Dataset entries =
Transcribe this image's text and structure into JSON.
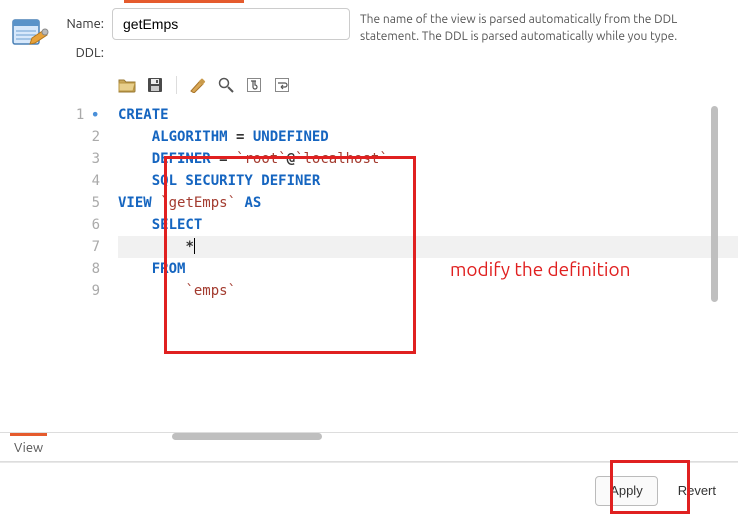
{
  "form": {
    "name_label": "Name:",
    "name_value": "getEmps",
    "ddl_label": "DDL:"
  },
  "description": "The name of the view is parsed automatically from the DDL statement. The DDL is parsed automatically while you type.",
  "toolbar": {
    "open": "open-file-icon",
    "save": "save-icon",
    "brush": "beautify-icon",
    "search": "search-icon",
    "special1": "invisible-chars-icon",
    "wrap": "word-wrap-icon"
  },
  "code_lines": [
    {
      "n": 1,
      "dot": true,
      "tokens": [
        [
          "kw",
          "CREATE "
        ]
      ]
    },
    {
      "n": 2,
      "tokens": [
        [
          "sp",
          "    "
        ],
        [
          "kw",
          "ALGORITHM"
        ],
        [
          "tk",
          " = "
        ],
        [
          "kw",
          "UNDEFINED"
        ]
      ]
    },
    {
      "n": 3,
      "tokens": [
        [
          "sp",
          "    "
        ],
        [
          "kw",
          "DEFINER"
        ],
        [
          "tk",
          " = "
        ],
        [
          "str",
          "`root`"
        ],
        [
          "tk",
          "@"
        ],
        [
          "str",
          "`localhost`"
        ]
      ]
    },
    {
      "n": 4,
      "tokens": [
        [
          "sp",
          "    "
        ],
        [
          "kw",
          "SQL SECURITY DEFINER"
        ]
      ]
    },
    {
      "n": 5,
      "tokens": [
        [
          "kw",
          "VIEW"
        ],
        [
          "tk",
          " "
        ],
        [
          "str",
          "`getEmps`"
        ],
        [
          "tk",
          " "
        ],
        [
          "kw",
          "AS"
        ]
      ]
    },
    {
      "n": 6,
      "tokens": [
        [
          "sp",
          "    "
        ],
        [
          "kw",
          "SELECT "
        ]
      ]
    },
    {
      "n": 7,
      "cursor": true,
      "hl": true,
      "tokens": [
        [
          "sp",
          "        "
        ],
        [
          "tk",
          "*"
        ]
      ]
    },
    {
      "n": 8,
      "tokens": [
        [
          "sp",
          "    "
        ],
        [
          "kw",
          "FROM"
        ]
      ]
    },
    {
      "n": 9,
      "tokens": [
        [
          "sp",
          "        "
        ],
        [
          "str",
          "`emps`"
        ]
      ]
    }
  ],
  "annotation": "modify the definition",
  "tab": {
    "label": "View"
  },
  "buttons": {
    "apply": "Apply",
    "revert": "Revert"
  }
}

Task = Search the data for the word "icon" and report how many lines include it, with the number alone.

Task result = 6